For the first time, today, though, while riding the Sheridan bus downtown and watching runners along the lakefront and the skyline of Chicago's downtown get closer and bigger, I realized that the moment I leave Chicago I will most certainly be devastated. Chicago is *the* perfect American city. I missed Denver desperately when I left several years ago, because I was the happiest I'd ever been when I was living there. I was eating healthier and was active and engaged in life in so many ways. But the way I feel about Denver and the way I feel about Chicago are very different, and I know that when I'm done with school I intend to move to either of these cities. Chicago, though, holds this special, unmovable place in my heart. Everything is so close, almost scrunched, there are areas of town that are so jampacked with people and stores it almost looks dirty, but it's just the way a blue-collar city was meant to look. There are bars and little joints selling burgers and dogs on every corner. Cars are unnecessary and the lake is right there. People go out, they do things, and without their cars. It's a moving city that rarely ever sleeps, but not in the same manner as a place like New York. The people here are -- for the most part -- friendly, working people who know what it means to earn and lose a buck. Yes, it's gentrifying like every other city in the U.S., but it will never lose it's classic roots that define it as a rough-and-tumble town where people work to get by, where people stop in after work for a beer, and it's easier than you'd think to become a regular just about anywhere.

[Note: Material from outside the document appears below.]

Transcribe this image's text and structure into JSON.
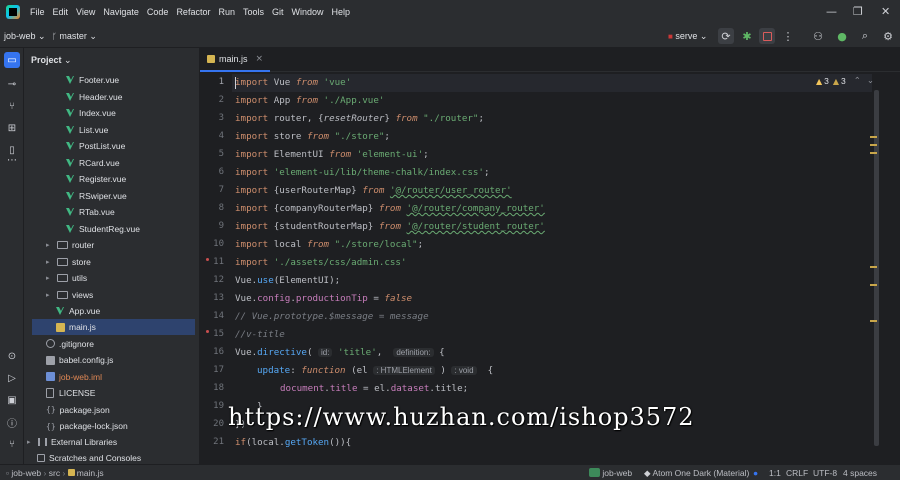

So there we are. On that note, I can say that I also realized today that I am happier right now, in this very moment, than I have been in quite some time. I feel good about where I'm going, and I feel good about where I am right now. I have a solid group of friends, including several who I can talk to about the most personal, emotionally devastating events in my life. I'm excited about what I will be doing with my life, and I feel like there are big, big things in store for me. I feel like I'm on my feet. I feel like there is nothing that will keep me down, and that I am growing evermore every day in my Judaism and identity of the self. I feel like I'm doing really well with my blogging, and that, if anything, maybe I'm helping someone out there in some way. Basically, folks, I feel good. And it feels so, so good.